Activity >> Each record that follows must be printed exactly as given.
───── Dataset records ─────
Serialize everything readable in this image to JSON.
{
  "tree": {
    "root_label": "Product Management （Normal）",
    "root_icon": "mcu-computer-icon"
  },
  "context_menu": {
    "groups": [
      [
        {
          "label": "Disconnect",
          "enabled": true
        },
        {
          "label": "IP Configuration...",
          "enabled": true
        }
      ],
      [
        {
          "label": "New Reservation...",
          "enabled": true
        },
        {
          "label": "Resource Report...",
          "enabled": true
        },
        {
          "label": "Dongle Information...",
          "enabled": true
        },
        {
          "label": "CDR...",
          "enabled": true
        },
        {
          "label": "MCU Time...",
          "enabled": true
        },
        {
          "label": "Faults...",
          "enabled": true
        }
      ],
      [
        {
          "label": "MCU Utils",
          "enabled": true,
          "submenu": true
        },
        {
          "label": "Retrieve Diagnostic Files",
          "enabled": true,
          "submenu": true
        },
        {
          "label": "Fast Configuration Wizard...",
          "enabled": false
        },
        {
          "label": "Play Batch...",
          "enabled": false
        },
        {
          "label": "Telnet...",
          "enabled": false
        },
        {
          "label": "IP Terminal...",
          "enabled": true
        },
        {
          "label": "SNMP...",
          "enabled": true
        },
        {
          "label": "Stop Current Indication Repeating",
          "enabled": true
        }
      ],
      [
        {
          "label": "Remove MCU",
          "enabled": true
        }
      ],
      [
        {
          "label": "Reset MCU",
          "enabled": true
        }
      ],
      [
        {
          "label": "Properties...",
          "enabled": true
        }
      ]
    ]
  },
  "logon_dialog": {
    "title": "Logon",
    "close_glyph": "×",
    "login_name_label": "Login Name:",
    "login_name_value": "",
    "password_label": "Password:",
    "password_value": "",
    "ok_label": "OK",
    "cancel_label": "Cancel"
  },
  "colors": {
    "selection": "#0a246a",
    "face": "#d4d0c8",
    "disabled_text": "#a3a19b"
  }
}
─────
Expected output >>
Serialize everything readable in this image to JSON.
{
  "tree": {
    "root_label": "Product Management （Normal）",
    "root_icon": "mcu-computer-icon"
  },
  "context_menu": {
    "groups": [
      [
        {
          "label": "Disconnect",
          "enabled": true
        },
        {
          "label": "IP Configuration...",
          "enabled": true
        }
      ],
      [
        {
          "label": "New Reservation...",
          "enabled": true
        },
        {
          "label": "Resource Report...",
          "enabled": true
        },
        {
          "label": "Dongle Information...",
          "enabled": true
        },
        {
          "label": "CDR...",
          "enabled": true
        },
        {
          "label": "MCU Time...",
          "enabled": true
        },
        {
          "label": "Faults...",
          "enabled": true
        }
      ],
      [
        {
          "label": "MCU Utils",
          "enabled": true,
          "submenu": true
        },
        {
          "label": "Retrieve Diagnostic Files",
          "enabled": true,
          "submenu": true
        },
        {
          "label": "Fast Configuration Wizard...",
          "enabled": false
        },
        {
          "label": "Play Batch...",
          "enabled": false
        },
        {
          "label": "Telnet...",
          "enabled": false
        },
        {
          "label": "IP Terminal...",
          "enabled": true
        },
        {
          "label": "SNMP...",
          "enabled": true
        },
        {
          "label": "Stop Current Indication Repeating",
          "enabled": true
        }
      ],
      [
        {
          "label": "Remove MCU",
          "enabled": true
        }
      ],
      [
        {
          "label": "Reset MCU",
          "enabled": true
        }
      ],
      [
        {
          "label": "Properties...",
          "enabled": true
        }
      ]
    ]
  },
  "logon_dialog": {
    "title": "Logon",
    "close_glyph": "×",
    "login_name_label": "Login Name:",
    "login_name_value": "",
    "password_label": "Password:",
    "password_value": "",
    "ok_label": "OK",
    "cancel_label": "Cancel"
  },
  "colors": {
    "selection": "#0a246a",
    "face": "#d4d0c8",
    "disabled_text": "#a3a19b"
  }
}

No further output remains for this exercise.